# Work instructions
Copy out all lines in the data below containing the string "Burgers".

# Given records
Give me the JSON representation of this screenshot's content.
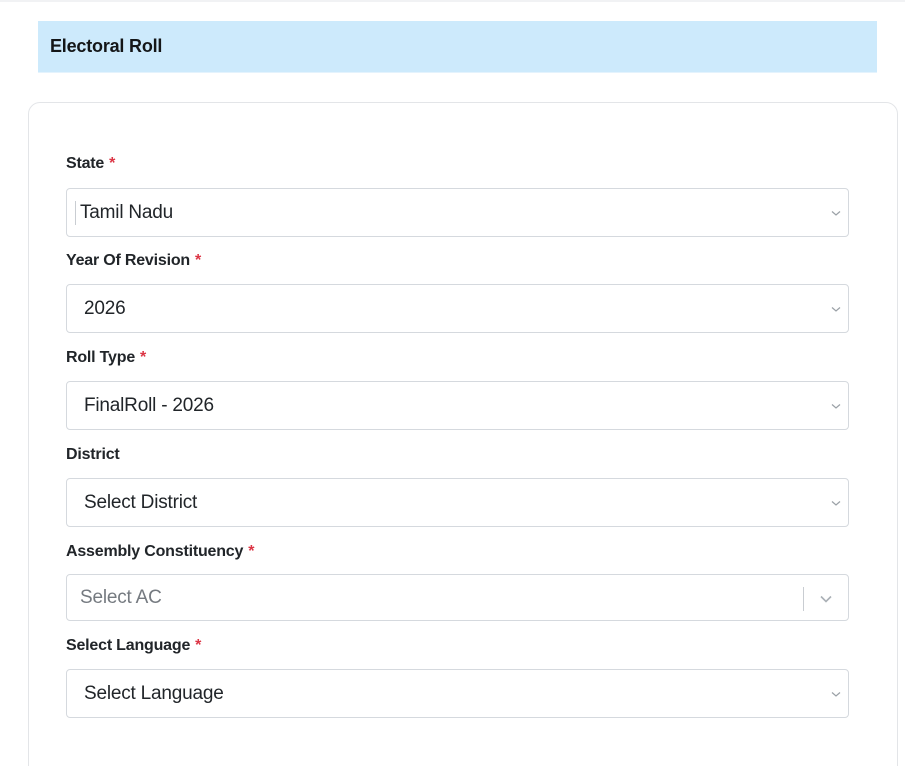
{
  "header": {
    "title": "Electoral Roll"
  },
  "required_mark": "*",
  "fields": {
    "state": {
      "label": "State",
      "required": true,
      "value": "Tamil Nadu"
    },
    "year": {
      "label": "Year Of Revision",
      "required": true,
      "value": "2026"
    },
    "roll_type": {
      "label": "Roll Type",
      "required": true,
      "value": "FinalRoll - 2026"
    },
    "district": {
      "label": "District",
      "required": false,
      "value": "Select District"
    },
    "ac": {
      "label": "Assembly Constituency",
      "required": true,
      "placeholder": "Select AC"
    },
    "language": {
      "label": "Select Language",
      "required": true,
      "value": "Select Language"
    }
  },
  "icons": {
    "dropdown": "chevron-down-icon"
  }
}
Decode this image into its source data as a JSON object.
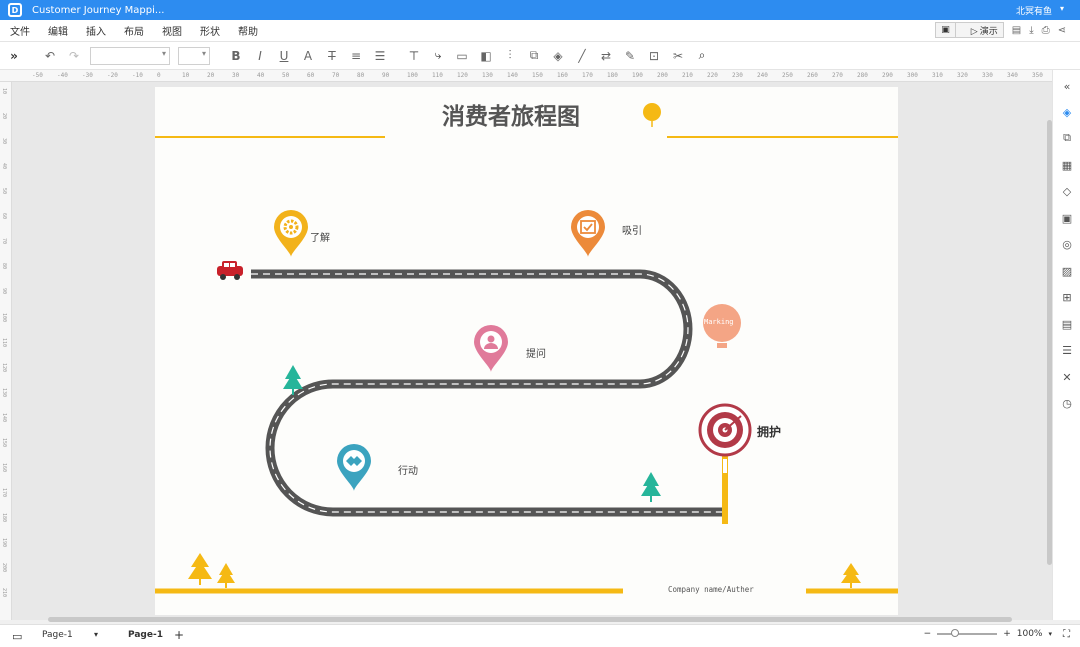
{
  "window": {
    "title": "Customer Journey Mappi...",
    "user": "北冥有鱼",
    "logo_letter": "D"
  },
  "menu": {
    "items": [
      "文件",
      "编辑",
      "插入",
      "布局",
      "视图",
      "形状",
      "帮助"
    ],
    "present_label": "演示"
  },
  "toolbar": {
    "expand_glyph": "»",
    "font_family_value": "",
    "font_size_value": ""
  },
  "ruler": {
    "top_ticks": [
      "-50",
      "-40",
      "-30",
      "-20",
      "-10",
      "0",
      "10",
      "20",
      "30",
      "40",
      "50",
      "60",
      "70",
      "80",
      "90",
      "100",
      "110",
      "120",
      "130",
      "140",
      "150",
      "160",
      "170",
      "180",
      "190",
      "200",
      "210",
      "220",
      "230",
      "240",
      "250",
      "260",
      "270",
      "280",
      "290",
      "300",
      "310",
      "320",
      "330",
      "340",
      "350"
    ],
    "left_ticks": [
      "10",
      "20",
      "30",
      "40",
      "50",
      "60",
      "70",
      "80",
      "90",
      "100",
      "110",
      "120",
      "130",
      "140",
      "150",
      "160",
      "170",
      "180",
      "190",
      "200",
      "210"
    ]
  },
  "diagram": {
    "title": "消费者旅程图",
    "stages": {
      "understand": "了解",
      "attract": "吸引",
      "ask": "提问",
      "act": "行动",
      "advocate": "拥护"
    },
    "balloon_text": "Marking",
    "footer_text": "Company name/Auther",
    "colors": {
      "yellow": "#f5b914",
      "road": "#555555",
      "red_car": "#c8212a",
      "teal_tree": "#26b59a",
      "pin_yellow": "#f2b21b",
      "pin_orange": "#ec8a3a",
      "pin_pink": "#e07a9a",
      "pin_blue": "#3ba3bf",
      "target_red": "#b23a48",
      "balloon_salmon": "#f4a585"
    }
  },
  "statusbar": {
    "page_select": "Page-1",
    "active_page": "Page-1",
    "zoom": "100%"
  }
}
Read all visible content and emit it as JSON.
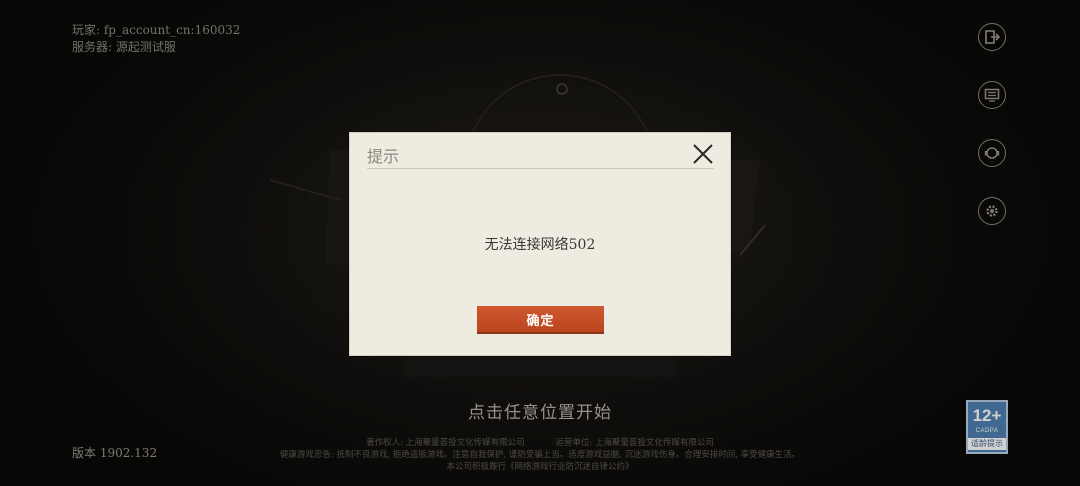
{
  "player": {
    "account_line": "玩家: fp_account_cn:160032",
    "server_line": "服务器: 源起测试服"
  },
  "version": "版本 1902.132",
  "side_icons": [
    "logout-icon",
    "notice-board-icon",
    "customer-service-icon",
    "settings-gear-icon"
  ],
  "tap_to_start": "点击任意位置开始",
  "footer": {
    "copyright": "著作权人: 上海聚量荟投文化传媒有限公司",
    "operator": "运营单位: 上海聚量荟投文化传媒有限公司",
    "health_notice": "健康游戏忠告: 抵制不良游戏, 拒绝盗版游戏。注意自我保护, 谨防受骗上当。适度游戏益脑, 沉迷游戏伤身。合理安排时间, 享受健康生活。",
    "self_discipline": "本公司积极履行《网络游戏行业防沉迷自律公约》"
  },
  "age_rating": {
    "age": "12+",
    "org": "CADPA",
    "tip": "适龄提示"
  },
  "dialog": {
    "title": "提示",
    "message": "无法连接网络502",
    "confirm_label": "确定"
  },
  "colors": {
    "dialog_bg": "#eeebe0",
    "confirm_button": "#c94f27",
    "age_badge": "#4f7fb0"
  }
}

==

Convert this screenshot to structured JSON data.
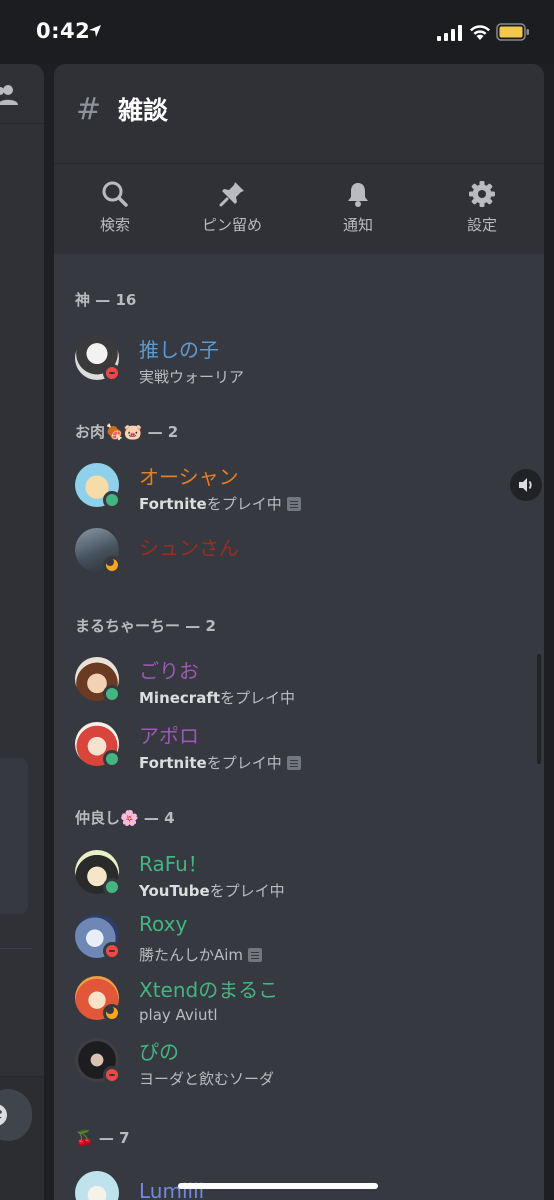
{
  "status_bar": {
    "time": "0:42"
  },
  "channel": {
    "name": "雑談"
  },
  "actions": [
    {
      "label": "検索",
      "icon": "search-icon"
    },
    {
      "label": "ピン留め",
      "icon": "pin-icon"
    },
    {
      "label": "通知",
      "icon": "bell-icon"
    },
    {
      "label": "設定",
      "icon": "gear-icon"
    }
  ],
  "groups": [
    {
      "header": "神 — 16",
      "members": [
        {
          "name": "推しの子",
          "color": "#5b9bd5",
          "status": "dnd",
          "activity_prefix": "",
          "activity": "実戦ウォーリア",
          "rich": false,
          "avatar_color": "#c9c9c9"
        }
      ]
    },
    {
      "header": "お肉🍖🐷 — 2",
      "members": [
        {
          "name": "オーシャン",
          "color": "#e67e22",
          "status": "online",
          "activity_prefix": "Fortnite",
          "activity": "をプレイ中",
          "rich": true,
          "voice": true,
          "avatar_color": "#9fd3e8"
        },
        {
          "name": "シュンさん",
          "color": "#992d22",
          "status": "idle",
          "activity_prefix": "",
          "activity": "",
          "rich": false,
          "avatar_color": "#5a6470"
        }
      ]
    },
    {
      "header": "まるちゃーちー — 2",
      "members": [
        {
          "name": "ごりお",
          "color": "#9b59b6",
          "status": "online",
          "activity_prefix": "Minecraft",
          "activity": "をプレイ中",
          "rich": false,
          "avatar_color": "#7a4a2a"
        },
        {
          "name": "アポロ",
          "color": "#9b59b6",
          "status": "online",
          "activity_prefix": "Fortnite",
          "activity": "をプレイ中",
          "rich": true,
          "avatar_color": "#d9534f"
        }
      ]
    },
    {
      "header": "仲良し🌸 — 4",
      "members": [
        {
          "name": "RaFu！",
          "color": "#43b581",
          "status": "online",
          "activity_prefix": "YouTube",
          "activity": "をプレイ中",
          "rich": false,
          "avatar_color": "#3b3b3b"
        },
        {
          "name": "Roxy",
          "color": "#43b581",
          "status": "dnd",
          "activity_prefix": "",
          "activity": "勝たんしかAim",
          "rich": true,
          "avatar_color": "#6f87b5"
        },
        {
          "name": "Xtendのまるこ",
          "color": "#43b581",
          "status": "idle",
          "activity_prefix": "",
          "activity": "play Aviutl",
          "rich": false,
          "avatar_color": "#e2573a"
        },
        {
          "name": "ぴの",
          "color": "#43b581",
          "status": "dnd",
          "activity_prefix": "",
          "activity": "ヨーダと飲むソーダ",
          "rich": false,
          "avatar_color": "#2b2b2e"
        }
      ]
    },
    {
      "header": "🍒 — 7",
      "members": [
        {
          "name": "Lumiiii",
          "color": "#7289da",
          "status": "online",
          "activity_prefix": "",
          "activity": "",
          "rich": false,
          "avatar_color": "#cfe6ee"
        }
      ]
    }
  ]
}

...

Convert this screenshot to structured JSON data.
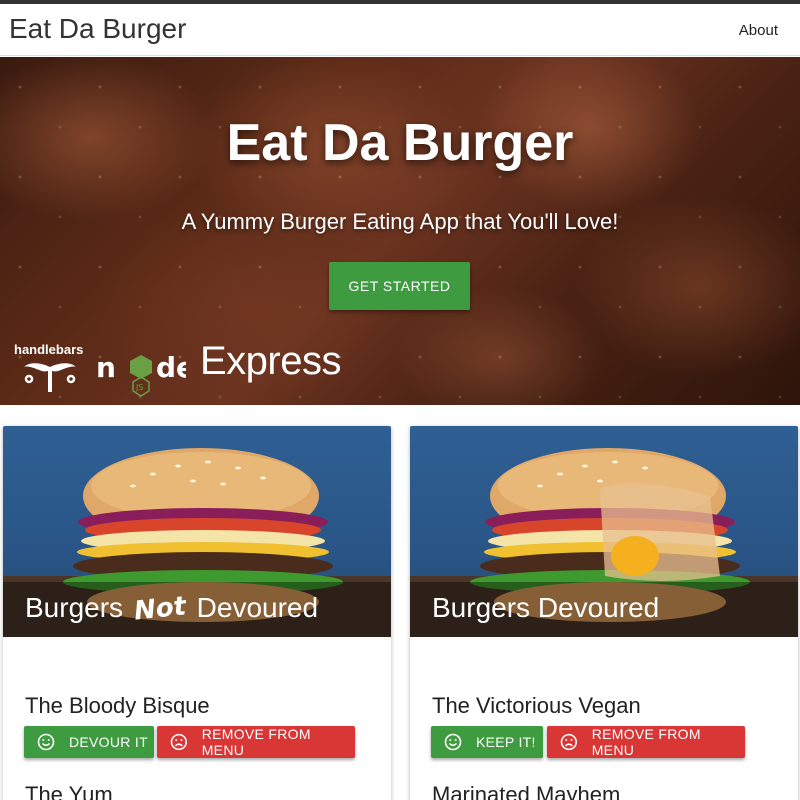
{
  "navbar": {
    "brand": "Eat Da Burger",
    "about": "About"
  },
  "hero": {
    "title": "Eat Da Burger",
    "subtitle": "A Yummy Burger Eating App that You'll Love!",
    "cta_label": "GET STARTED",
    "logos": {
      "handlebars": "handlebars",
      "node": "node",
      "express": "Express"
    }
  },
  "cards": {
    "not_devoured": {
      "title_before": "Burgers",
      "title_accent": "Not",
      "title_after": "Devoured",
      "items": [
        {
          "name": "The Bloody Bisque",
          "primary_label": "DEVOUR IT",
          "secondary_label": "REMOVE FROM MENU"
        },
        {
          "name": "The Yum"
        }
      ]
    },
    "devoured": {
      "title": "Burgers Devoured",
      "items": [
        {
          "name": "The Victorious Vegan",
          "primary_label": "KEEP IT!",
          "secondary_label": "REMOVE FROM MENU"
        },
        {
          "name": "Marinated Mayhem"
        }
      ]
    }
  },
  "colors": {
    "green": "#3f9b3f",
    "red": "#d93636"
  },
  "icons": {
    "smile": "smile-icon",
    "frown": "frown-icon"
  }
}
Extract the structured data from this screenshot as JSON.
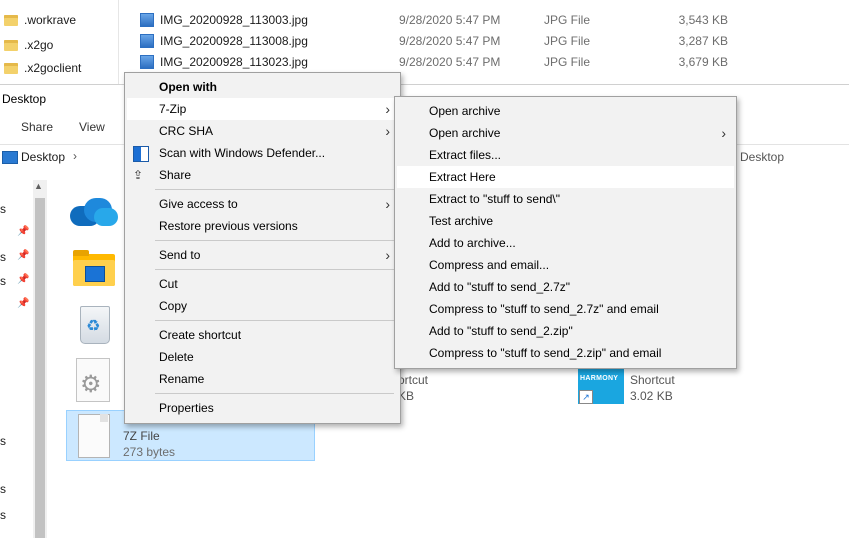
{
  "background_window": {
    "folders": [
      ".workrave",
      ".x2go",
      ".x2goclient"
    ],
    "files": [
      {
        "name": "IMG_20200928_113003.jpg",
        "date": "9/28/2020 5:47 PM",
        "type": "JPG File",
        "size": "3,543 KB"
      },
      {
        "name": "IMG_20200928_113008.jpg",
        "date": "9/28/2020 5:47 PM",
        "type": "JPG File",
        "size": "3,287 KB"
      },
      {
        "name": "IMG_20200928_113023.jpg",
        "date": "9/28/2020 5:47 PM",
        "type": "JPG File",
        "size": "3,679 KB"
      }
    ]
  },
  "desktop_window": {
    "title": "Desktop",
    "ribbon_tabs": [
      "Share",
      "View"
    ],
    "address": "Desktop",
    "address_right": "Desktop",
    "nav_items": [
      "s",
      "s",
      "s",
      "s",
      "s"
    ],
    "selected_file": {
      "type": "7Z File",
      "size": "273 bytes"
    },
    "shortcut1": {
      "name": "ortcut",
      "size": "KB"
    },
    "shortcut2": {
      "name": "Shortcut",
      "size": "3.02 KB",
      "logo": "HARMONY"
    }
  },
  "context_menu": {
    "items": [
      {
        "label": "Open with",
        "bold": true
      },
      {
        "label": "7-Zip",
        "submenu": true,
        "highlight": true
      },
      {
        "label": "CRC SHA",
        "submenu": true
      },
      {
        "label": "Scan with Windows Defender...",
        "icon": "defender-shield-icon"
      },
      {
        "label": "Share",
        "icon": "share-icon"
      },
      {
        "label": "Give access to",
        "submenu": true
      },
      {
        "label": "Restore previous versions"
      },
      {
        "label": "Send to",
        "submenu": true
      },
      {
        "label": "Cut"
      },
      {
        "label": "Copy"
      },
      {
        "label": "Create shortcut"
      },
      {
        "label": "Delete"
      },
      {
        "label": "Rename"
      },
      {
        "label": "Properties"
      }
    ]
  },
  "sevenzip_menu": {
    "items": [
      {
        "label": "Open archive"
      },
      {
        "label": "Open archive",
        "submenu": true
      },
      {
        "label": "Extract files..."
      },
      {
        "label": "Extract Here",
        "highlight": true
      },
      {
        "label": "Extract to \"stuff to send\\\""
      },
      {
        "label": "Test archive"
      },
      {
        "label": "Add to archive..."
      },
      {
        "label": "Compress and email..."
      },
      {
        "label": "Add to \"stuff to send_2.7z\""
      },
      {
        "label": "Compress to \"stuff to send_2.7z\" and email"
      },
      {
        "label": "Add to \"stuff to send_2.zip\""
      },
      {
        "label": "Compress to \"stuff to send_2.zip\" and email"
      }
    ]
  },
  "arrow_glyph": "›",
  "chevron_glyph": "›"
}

# The completed task
      "title_before": "Burgers",
      "title": "Burgers Devoured",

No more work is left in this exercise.